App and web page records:
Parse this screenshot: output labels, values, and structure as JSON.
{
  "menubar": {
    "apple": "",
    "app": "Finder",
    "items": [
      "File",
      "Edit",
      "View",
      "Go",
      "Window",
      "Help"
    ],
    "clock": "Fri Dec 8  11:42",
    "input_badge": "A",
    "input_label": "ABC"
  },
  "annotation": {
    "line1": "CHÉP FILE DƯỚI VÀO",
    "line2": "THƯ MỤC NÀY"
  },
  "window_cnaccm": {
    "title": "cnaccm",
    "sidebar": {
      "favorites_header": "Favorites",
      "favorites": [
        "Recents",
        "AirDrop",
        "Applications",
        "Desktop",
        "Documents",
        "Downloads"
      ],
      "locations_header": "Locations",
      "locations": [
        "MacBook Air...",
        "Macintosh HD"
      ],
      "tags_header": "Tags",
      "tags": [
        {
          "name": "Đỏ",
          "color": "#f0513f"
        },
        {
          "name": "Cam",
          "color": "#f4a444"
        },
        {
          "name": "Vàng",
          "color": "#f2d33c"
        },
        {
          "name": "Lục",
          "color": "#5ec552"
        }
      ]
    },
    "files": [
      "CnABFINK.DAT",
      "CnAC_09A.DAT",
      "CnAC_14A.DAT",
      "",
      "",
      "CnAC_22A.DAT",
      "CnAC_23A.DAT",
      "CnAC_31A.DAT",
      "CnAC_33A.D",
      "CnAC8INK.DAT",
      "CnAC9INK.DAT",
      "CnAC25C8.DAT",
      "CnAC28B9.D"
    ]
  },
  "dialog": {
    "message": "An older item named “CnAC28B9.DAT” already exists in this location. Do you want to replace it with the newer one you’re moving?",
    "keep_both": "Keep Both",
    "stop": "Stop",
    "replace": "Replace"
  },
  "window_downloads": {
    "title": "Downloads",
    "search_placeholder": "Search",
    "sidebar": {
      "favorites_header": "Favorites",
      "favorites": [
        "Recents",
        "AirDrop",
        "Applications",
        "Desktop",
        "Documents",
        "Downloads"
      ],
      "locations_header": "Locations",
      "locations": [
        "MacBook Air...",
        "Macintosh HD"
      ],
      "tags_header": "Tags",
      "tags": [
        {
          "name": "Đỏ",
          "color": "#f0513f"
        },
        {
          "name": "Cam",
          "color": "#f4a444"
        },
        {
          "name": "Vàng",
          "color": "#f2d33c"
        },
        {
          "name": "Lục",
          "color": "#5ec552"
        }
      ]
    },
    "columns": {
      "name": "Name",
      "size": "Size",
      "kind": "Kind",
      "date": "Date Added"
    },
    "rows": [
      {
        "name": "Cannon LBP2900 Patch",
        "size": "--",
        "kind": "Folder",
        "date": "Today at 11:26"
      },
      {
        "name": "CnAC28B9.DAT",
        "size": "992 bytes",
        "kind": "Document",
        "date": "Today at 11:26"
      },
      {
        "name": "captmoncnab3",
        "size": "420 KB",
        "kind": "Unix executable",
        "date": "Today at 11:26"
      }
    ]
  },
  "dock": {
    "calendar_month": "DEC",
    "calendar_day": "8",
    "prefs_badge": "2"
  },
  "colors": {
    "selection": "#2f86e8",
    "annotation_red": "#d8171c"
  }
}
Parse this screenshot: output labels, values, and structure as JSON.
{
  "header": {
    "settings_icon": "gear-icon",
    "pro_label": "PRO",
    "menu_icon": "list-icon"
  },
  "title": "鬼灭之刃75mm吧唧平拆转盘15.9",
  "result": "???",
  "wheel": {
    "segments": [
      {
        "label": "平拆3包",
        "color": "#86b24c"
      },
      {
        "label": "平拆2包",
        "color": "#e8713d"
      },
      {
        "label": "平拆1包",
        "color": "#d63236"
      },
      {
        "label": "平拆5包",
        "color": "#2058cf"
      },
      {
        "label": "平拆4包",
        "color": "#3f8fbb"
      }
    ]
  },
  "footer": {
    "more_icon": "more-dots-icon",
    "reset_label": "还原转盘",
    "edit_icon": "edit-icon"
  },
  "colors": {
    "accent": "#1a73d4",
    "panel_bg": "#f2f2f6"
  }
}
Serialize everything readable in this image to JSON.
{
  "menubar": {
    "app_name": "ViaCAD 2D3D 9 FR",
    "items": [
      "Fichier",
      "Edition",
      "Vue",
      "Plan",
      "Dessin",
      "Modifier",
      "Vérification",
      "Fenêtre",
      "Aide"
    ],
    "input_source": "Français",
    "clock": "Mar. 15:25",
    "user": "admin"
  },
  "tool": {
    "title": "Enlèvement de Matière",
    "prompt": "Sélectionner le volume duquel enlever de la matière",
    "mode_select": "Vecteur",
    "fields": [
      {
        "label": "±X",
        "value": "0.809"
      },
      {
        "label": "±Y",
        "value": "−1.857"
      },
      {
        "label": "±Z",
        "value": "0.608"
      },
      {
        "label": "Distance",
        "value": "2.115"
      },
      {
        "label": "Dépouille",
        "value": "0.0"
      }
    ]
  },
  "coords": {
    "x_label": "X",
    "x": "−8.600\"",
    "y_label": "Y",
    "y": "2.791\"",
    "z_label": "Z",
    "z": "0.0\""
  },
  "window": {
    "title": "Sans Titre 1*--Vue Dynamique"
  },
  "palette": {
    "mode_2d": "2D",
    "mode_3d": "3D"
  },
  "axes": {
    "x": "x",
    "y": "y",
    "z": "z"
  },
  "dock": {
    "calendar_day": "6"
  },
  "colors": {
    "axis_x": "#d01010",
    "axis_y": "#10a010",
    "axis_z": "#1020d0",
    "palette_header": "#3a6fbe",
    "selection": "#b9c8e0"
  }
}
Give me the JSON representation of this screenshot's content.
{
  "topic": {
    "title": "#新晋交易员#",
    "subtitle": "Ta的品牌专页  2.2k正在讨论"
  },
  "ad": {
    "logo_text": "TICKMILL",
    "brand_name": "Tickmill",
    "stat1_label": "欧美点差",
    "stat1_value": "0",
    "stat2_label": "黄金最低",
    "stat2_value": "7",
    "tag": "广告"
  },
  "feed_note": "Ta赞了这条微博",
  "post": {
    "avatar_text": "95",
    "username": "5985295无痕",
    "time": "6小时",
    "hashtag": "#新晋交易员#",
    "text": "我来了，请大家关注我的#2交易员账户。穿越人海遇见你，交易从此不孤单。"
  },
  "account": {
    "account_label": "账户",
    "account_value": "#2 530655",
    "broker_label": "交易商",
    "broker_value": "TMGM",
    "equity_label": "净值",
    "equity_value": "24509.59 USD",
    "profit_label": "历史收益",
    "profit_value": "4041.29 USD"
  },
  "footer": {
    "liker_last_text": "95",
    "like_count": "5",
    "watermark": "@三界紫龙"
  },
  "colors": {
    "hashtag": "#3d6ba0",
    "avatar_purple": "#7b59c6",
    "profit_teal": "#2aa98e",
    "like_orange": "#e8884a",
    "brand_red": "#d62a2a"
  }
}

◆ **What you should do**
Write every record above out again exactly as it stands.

◆ **Answer for this exercise**
Parse this screenshot: output labels, values, and structure as JSON.
{
  "menubar": {
    "apple": "",
    "app": "Finder",
    "items": [
      "File",
      "Edit",
      "View",
      "Go",
      "Window",
      "Help"
    ],
    "clock": "Fri Dec 8  11:42",
    "input_badge": "A",
    "input_label": "ABC"
  },
  "annotation": {
    "line1": "CHÉP FILE DƯỚI VÀO",
    "line2": "THƯ MỤC NÀY"
  },
  "window_cnaccm": {
    "title": "cnaccm",
    "sidebar": {
      "favorites_header": "Favorites",
      "favorites": [
        "Recents",
        "AirDrop",
        "Applications",
        "Desktop",
        "Documents",
        "Downloads"
      ],
      "locations_header": "Locations",
      "locations": [
        "MacBook Air...",
        "Macintosh HD"
      ],
      "tags_header": "Tags",
      "tags": [
        {
          "name": "Đỏ",
          "color": "#f0513f"
        },
        {
          "name": "Cam",
          "color": "#f4a444"
        },
        {
          "name": "Vàng",
          "color": "#f2d33c"
        },
        {
          "name": "Lục",
          "color": "#5ec552"
        }
      ]
    },
    "files": [
      "CnABFINK.DAT",
      "CnAC_09A.DAT",
      "CnAC_14A.DAT",
      "",
      "",
      "CnAC_22A.DAT",
      "CnAC_23A.DAT",
      "CnAC_31A.DAT",
      "CnAC_33A.D",
      "CnAC8INK.DAT",
      "CnAC9INK.DAT",
      "CnAC25C8.DAT",
      "CnAC28B9.D"
    ]
  },
  "dialog": {
    "message": "An older item named “CnAC28B9.DAT” already exists in this location. Do you want to replace it with the newer one you’re moving?",
    "keep_both": "Keep Both",
    "stop": "Stop",
    "replace": "Replace"
  },
  "window_downloads": {
    "title": "Downloads",
    "search_placeholder": "Search",
    "sidebar": {
      "favorites_header": "Favorites",
      "favorites": [
        "Recents",
        "AirDrop",
        "Applications",
        "Desktop",
        "Documents",
        "Downloads"
      ],
      "locations_header": "Locations",
      "locations": [
        "MacBook Air...",
        "Macintosh HD"
      ],
      "tags_header": "Tags",
      "tags": [
        {
          "name": "Đỏ",
          "color": "#f0513f"
        },
        {
          "name": "Cam",
          "color": "#f4a444"
        },
        {
          "name": "Vàng",
          "color": "#f2d33c"
        },
        {
          "name": "Lục",
          "color": "#5ec552"
        }
      ]
    },
    "columns": {
      "name": "Name",
      "size": "Size",
      "kind": "Kind",
      "date": "Date Added"
    },
    "rows": [
      {
        "name": "Cannon LBP2900 Patch",
        "size": "--",
        "kind": "Folder",
        "date": "Today at 11:26"
      },
      {
        "name": "CnAC28B9.DAT",
        "size": "992 bytes",
        "kind": "Document",
        "date": "Today at 11:26"
      },
      {
        "name": "captmoncnab3",
        "size": "420 KB",
        "kind": "Unix executable",
        "date": "Today at 11:26"
      }
    ]
  },
  "dock": {
    "calendar_month": "DEC",
    "calendar_day": "8",
    "prefs_badge": "2"
  },
  "colors": {
    "selection": "#2f86e8",
    "annotation_red": "#d8171c"
  }
}
Parse this screenshot: output labels, values, and structure as JSON.
{
  "header": {
    "settings_icon": "gear-icon",
    "pro_label": "PRO",
    "menu_icon": "list-icon"
  },
  "title": "鬼灭之刃75mm吧唧平拆转盘15.9",
  "result": "???",
  "wheel": {
    "segments": [
      {
        "label": "平拆3包",
        "color": "#86b24c"
      },
      {
        "label": "平拆2包",
        "color": "#e8713d"
      },
      {
        "label": "平拆1包",
        "color": "#d63236"
      },
      {
        "label": "平拆5包",
        "color": "#2058cf"
      },
      {
        "label": "平拆4包",
        "color": "#3f8fbb"
      }
    ]
  },
  "footer": {
    "more_icon": "more-dots-icon",
    "reset_label": "还原转盘",
    "edit_icon": "edit-icon"
  },
  "colors": {
    "accent": "#1a73d4",
    "panel_bg": "#f2f2f6"
  }
}
Serialize everything readable in this image to JSON.
{
  "menubar": {
    "app_name": "ViaCAD 2D3D 9 FR",
    "items": [
      "Fichier",
      "Edition",
      "Vue",
      "Plan",
      "Dessin",
      "Modifier",
      "Vérification",
      "Fenêtre",
      "Aide"
    ],
    "input_source": "Français",
    "clock": "Mar. 15:25",
    "user": "admin"
  },
  "tool": {
    "title": "Enlèvement de Matière",
    "prompt": "Sélectionner le volume duquel enlever de la matière",
    "mode_select": "Vecteur",
    "fields": [
      {
        "label": "±X",
        "value": "0.809"
      },
      {
        "label": "±Y",
        "value": "−1.857"
      },
      {
        "label": "±Z",
        "value": "0.608"
      },
      {
        "label": "Distance",
        "value": "2.115"
      },
      {
        "label": "Dépouille",
        "value": "0.0"
      }
    ]
  },
  "coords": {
    "x_label": "X",
    "x": "−8.600\"",
    "y_label": "Y",
    "y": "2.791\"",
    "z_label": "Z",
    "z": "0.0\""
  },
  "window": {
    "title": "Sans Titre 1*--Vue Dynamique"
  },
  "palette": {
    "mode_2d": "2D",
    "mode_3d": "3D"
  },
  "axes": {
    "x": "x",
    "y": "y",
    "z": "z"
  },
  "dock": {
    "calendar_day": "6"
  },
  "colors": {
    "axis_x": "#d01010",
    "axis_y": "#10a010",
    "axis_z": "#1020d0",
    "palette_header": "#3a6fbe",
    "selection": "#b9c8e0"
  }
}
Give me the JSON representation of this screenshot's content.
{
  "topic": {
    "title": "#新晋交易员#",
    "subtitle": "Ta的品牌专页  2.2k正在讨论"
  },
  "ad": {
    "logo_text": "TICKMILL",
    "brand_name": "Tickmill",
    "stat1_label": "欧美点差",
    "stat1_value": "0",
    "stat2_label": "黄金最低",
    "stat2_value": "7",
    "tag": "广告"
  },
  "feed_note": "Ta赞了这条微博",
  "post": {
    "avatar_text": "95",
    "username": "5985295无痕",
    "time": "6小时",
    "hashtag": "#新晋交易员#",
    "text": "我来了，请大家关注我的#2交易员账户。穿越人海遇见你，交易从此不孤单。"
  },
  "account": {
    "account_label": "账户",
    "account_value": "#2 530655",
    "broker_label": "交易商",
    "broker_value": "TMGM",
    "equity_label": "净值",
    "equity_value": "24509.59 USD",
    "profit_label": "历史收益",
    "profit_value": "4041.29 USD"
  },
  "footer": {
    "liker_last_text": "95",
    "like_count": "5",
    "watermark": "@三界紫龙"
  },
  "colors": {
    "hashtag": "#3d6ba0",
    "avatar_purple": "#7b59c6",
    "profit_teal": "#2aa98e",
    "like_orange": "#e8884a",
    "brand_red": "#d62a2a"
  }
}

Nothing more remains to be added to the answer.